▸ Work item: Copy out all lines from the material that contain the string "JSON".

[Start of Attachment]

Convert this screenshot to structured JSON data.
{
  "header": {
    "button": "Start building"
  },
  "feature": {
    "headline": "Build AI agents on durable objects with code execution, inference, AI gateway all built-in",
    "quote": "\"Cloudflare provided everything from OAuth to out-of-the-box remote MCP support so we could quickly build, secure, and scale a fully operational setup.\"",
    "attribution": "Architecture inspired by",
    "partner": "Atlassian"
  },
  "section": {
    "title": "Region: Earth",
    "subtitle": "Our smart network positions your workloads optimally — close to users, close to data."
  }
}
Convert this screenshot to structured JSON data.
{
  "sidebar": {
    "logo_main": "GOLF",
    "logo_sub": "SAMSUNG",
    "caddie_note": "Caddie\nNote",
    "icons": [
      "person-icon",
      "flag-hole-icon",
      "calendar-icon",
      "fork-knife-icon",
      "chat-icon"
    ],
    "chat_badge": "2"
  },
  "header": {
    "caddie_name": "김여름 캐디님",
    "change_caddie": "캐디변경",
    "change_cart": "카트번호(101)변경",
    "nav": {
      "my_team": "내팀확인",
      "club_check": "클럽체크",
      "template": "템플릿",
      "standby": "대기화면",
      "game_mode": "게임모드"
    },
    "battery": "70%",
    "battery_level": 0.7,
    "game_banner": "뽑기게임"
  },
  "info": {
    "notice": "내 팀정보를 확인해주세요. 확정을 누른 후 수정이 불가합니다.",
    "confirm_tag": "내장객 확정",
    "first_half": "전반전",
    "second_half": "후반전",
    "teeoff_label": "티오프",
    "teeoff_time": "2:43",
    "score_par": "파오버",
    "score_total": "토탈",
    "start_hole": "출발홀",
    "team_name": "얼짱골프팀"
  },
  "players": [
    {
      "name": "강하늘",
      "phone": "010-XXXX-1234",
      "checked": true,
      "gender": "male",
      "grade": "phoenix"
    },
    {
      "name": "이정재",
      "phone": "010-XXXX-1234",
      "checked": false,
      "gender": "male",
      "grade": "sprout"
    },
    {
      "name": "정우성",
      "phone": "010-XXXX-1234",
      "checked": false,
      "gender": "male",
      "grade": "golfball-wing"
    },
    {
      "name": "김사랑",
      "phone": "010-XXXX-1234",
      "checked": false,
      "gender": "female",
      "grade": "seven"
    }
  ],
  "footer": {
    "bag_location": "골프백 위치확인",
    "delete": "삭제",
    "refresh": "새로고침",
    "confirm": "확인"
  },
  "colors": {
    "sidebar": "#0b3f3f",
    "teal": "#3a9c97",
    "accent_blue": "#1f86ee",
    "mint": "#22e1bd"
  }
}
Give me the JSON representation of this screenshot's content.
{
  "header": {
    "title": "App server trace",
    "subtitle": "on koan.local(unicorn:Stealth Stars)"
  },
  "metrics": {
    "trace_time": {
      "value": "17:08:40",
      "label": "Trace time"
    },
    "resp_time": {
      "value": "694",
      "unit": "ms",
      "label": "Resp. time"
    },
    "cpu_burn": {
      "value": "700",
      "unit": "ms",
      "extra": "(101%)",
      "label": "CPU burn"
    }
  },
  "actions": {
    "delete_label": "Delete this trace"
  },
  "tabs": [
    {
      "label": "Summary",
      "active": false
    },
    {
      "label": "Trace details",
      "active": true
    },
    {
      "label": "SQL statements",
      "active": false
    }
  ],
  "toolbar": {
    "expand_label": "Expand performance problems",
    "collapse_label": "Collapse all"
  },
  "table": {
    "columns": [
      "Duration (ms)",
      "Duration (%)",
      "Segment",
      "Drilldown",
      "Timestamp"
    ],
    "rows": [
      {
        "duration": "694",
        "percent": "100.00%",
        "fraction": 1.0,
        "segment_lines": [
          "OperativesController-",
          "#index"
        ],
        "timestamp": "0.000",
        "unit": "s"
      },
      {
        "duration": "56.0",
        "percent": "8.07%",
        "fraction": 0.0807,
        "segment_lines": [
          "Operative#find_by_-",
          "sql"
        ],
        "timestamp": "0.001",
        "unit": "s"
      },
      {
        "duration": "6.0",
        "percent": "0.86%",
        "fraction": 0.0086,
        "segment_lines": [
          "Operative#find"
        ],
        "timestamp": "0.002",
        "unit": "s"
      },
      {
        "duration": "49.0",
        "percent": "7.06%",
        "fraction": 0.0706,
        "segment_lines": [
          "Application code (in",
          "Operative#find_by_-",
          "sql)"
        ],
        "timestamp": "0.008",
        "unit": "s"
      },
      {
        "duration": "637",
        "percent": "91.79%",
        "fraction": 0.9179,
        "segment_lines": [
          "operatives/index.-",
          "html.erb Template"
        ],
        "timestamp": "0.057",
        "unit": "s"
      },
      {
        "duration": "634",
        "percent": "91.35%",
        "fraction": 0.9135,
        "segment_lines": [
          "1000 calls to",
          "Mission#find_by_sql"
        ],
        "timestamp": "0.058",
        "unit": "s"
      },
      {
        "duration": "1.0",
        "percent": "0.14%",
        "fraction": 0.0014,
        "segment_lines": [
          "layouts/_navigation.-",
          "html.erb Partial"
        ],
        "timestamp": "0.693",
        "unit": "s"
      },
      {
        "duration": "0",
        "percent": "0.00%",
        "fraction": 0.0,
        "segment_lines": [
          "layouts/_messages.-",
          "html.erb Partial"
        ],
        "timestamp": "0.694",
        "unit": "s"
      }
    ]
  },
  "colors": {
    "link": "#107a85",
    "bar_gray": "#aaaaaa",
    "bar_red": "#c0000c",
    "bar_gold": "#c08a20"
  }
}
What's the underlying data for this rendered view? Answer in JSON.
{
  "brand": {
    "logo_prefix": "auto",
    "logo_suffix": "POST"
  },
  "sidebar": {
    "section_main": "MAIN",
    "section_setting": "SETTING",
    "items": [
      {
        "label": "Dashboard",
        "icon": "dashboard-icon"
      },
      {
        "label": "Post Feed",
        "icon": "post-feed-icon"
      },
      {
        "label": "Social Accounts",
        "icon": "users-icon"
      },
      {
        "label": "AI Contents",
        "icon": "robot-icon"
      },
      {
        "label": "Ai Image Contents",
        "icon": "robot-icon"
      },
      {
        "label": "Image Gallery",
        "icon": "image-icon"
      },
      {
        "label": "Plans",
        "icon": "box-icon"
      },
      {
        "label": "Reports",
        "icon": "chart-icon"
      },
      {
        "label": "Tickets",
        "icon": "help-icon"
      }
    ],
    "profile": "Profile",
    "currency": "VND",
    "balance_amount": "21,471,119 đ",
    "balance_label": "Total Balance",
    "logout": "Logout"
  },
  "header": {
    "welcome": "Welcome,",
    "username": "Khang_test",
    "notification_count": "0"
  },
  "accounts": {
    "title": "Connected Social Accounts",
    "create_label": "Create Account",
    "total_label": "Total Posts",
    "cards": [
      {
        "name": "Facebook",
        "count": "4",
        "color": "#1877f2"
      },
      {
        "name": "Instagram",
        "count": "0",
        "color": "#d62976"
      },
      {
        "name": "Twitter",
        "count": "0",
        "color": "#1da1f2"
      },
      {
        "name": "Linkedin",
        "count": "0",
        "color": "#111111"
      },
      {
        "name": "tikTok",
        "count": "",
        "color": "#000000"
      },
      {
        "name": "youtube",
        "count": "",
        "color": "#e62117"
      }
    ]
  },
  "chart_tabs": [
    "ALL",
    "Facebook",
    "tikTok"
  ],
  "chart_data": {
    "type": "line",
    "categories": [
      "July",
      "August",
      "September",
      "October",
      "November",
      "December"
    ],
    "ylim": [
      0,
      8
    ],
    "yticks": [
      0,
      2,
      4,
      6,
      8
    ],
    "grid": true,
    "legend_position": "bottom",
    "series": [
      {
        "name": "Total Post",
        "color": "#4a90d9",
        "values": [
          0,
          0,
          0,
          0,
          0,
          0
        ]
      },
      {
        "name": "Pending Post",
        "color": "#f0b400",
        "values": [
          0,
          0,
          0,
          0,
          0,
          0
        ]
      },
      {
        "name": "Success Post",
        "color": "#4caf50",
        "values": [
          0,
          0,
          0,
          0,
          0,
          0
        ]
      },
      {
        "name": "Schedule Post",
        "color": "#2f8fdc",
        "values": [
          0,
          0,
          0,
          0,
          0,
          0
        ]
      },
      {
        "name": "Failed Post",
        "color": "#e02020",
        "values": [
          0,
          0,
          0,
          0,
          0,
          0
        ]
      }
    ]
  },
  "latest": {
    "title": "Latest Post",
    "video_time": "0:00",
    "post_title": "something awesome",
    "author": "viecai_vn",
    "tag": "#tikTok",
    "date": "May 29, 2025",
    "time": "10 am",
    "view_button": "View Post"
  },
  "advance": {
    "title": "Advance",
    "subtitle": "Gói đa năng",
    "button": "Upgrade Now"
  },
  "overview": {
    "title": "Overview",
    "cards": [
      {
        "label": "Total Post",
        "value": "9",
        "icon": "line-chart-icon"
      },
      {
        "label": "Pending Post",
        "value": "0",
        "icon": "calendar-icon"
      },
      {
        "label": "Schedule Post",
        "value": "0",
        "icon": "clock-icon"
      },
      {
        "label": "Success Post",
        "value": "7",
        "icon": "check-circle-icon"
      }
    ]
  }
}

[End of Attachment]

▸ Answer to the problem:
Convert this screenshot to structured JSON data.
Convert this screenshot to structured JSON data.
Give me the JSON representation of this screenshot's content.
What's the underlying data for this rendered view? Answer in JSON.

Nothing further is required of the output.